This is post is kindasorta both a Tricky Dicky and a Psychic Landscape entry. It doesn't quite fit into either series, but should - hopefully - be read in the context of them.
When Margaret Thatcher died in 2013, so many people downloaded the song ‘Ding Dong! The Witch is Dead’ from iTunes that the BBC were seemingly forced into the position of having to play it on Radio 1, in line with their usual practice of giving airtime to songs that are currently in the charts. (In the end they copped out and played a clip - of a song that’s under a minute long anyway - with an explanation. I didn’t hear it but I’d stake internal organs on it involving use of the word ‘divisive’.) This awkward situation for the BBC, very much not of their choosing, created what is called a ‘row’, or a ‘controversy’, or a ‘scandal’. This is when the right-wing media, rather than report the facts with headlines like ‘Thousands Celebrate Baroness Thatcher’s Death by Downloading…’, instead publish stories with headlines like ‘Outrage as BBC plans to Celebrate Baroness Thatcher’s Death by Playing…’. The ‘outrage’ the paper is supposedly reporting is always illustrated with ...
I was there at the birth,
Out of the cloudburst,
The head of the tempest.
Murder of calm.
- Kate Bush, ‘Little Earth’
Let’s, for now, posit a classical Hegelian dialectical triad. And let’s take the pig as the first point of our triad: the thesis. And let’s - as per Phil’s suggestion - take cancer as another point of the same triad: the antithesis. What would be the synthesis?
It’s worth making a short digression actually, on the issue of whether or not cancer and pigs are antithetical. In one sense, obviously not. Pigs get cancer. Pigs are used in cancer research. Eating bacon - even a tiny bit, once - will definitely give you cancer, as research has recently proved.
David Cameron is a cancer eating away at the heart of our society, and he once had intimate relations with a pig… and yet it’s hard to say that those relations, for all their intimacy, were not antithetical. After all, the pig in question was dead, and had presumably been killed and decapitated so that it could be brought to table for the members (ahem) of the Piers Gaveston society. There can hardly be any more ...
NOTE: This article has been amended to correct factual mistakes and clarify arguments.
Iron Man (2008), starring Robert Downey Jnr. and directed by Jon Favreau, is objectively one of the most evil films ever made. Possibly the most evil, actually.

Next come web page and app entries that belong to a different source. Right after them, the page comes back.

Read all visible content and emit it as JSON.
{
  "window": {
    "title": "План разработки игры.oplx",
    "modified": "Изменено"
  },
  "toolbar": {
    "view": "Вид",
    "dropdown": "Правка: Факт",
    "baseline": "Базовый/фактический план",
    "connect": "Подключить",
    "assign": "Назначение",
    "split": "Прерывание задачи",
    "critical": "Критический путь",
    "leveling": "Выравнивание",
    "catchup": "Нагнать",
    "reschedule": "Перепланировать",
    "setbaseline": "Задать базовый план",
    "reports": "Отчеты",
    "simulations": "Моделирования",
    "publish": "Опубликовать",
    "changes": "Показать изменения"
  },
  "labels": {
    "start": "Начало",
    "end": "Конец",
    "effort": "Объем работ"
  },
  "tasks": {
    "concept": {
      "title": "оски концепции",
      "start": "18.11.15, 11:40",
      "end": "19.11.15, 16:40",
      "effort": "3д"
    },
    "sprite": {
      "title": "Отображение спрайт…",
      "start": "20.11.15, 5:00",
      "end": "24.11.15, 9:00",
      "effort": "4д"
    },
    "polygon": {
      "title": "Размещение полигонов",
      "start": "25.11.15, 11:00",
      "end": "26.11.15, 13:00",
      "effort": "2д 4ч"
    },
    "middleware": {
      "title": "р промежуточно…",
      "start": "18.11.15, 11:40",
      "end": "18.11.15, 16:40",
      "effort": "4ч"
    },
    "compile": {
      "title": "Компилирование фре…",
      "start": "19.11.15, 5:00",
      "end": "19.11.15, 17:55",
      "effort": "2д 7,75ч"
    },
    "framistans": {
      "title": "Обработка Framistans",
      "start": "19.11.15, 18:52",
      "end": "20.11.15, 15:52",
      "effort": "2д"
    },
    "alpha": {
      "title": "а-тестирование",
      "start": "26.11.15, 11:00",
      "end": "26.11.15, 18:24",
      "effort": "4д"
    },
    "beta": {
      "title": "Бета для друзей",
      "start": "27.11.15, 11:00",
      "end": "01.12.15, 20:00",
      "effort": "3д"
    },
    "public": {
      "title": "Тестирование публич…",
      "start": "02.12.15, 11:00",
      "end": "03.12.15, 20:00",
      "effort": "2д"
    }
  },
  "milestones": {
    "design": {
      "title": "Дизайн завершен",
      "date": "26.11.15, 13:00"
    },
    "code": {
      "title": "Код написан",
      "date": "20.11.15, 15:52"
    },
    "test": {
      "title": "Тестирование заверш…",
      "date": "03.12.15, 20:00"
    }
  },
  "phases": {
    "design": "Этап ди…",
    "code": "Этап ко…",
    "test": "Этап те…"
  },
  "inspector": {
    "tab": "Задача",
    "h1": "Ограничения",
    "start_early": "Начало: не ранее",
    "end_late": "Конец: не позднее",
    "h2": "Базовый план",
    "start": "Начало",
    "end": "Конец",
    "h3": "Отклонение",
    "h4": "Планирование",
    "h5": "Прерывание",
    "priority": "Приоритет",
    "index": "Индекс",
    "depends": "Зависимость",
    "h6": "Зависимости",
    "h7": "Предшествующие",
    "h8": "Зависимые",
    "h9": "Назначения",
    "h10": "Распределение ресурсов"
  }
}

I’ll get around to justifying that opening statement in a bit. But first, I just want to say… ahem… fuck Tony Stark. Seriously, fuck him. The arrogant, smug, privileged, sexist, immature, selfish, capitalist prick. The rich, preening, self-satisfied asshole. The callous, self-involved, vainglorious, narcissistic wanker. This guy isn’t charming or funny or lovable. He’s scum, masquerading as humankind’s best friend. He’s the 1% as saviour of the world, at a time when the 1% are directly and knowing destroying the world. He’s the smiling face of the anthropocene (or rather capitalocene) extinction. He’s genocidal imperialism as (lone) humanitarian intervention. He’s neoliberal capitalism and neoconservative foreign policy as a series of bad-boy quips. He’s private capitalist industry as heroism. He’s mega-wealth as heroism. He’s white male privilege as heroism. He’s militarism, imperialism and American exceptionalism as heroism. He’s the War on Terror as heroism. He’s everything sick and twisted and rotten and filthy and evil and insane ...